When you think about clubs in the Miami area, images of South Beach’s glamorous nightlife might come to mind. But there’s another type of club steeped in tradition that has the honor of being Miami’s first “club scene”—the country club.
Miami’s humble beginnings as mangrove country is a far cry from its current skyline. Originally thought of as prime farming land, John S. Collins soon realized the little barrier island known as Miami Beach would be better served as a winter getaway for the elites to the north. Collins, the namesake of Collins Avenue, thus became a land developer with help from his son and son-in-law. As they dredged up along the coast, other developers took notice, and Carl G. Fisher joined the force.
Within a decade, the millionaires were jazz-stepping down Florida’s southeast coast. And as big spenders migrated south for the winter, a new market opened up for exclusive first-class entertainment.
Developer George Merrick saw the opportunity and seized upon it. He met with the mogul behind the elegant Biltmore Hotel with the idea of adding more entertainment value in hopes of solidifying Miami as the “center of sports and fashion.” Biltmore Country Club opened in 1926. It boasted a championship golf course by renowned golf course architect Donald Ross, polo fields, tennis courts and a massive 150-by-225-foot swimming pool.
As more people came to Miami Beach to soak up the sun, more country clubs sprouted up along the beach. Two million cubic yards of Biscayne Bay were dug up, a three-year process that made way for the opening of La Gorce Country Club in 1927. La Gorce has been home to many well-known Miami residents, such as Joe DiMaggio, while famous golfers such as Sam Snead graced the greens.
Thus started the great tradition of glamorous Miami winters. It did not stop there, Bath Club, Surf Club and Indian Creek Country Club started societies of their own.
World War II turned many of these country clubs into training areas. The glitz, glamour and allure was gone. The Biltmore Country Club was now a military hospital while other country clubs nearly died out.
But a tradition so deeply rooted in the spirit of Miami was too strong to fan out so easily. The 1940s saw a resurgence in country clubs, spawning renovations to current country clubs and new clubs such as Riviera Country Club.

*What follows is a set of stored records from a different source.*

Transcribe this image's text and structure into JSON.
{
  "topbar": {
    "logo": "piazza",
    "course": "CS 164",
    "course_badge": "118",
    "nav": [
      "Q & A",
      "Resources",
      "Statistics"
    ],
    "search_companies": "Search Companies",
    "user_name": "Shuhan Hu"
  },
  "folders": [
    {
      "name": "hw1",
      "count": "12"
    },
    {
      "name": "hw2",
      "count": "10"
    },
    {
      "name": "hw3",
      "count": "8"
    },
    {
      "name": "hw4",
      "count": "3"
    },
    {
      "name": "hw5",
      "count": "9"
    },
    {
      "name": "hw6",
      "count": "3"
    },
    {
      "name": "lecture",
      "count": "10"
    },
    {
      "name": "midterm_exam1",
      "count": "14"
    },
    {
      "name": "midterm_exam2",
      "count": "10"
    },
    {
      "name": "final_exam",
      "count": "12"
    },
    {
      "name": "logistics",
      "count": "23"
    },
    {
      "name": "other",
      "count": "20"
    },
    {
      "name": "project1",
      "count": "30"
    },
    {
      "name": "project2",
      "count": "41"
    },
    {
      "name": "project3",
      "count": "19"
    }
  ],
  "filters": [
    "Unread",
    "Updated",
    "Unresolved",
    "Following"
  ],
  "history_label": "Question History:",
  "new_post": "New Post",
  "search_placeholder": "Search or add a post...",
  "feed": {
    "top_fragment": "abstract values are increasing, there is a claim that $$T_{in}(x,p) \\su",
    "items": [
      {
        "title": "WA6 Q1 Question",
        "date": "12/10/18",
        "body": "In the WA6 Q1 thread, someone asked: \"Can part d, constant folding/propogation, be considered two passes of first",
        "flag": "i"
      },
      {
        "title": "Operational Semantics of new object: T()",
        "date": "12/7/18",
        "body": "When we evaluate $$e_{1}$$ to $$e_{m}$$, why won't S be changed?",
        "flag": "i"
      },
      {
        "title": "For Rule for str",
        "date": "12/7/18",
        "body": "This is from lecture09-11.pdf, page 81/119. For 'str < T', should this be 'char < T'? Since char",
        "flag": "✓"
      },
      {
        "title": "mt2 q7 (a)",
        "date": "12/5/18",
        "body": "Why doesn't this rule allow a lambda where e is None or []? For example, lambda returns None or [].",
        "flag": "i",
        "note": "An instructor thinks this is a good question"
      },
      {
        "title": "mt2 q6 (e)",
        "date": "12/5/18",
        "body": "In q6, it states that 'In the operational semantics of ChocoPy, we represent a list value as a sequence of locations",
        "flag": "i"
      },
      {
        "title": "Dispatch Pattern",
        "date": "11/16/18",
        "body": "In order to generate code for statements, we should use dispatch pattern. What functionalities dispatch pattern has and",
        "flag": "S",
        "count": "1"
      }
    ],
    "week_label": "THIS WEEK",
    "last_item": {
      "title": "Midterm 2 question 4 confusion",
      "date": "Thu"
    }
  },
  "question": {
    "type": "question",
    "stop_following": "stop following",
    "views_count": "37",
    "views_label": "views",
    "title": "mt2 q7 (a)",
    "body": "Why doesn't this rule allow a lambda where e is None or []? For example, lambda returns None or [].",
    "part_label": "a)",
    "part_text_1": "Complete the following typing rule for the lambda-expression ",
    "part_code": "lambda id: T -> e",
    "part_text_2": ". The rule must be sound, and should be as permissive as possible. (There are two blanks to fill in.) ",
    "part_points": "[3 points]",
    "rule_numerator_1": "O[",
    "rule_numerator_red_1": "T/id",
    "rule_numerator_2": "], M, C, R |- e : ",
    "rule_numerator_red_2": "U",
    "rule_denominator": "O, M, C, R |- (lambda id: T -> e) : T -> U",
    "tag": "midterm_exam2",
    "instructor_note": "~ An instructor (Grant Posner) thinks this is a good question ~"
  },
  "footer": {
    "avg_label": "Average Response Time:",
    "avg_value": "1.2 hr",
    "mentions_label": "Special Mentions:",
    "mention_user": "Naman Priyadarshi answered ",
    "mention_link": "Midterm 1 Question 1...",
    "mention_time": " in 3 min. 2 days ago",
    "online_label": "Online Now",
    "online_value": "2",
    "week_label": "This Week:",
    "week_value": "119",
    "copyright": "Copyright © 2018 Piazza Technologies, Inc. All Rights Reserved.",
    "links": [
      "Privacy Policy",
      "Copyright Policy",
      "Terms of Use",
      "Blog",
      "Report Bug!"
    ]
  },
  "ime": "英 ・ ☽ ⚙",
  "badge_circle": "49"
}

The clubs teamed with people, champagne flowed and the city thrived. Miami continued to grow and developed into an international epicenter. Country club memberships burgeoned.
The importance of country clubs in shaping Miami’s identity as the playground of the rich cannot be missed. It’s a tradition that is quintessential Miami. ↵
Information for this feature is courtesy of the HistoryMiami Archives & Research Center, which is open to the public and contains more than 1.5 million images of southeast Florida, the entire state and the Caribbean from 1883 to the present. For more information, visit historymiami.org.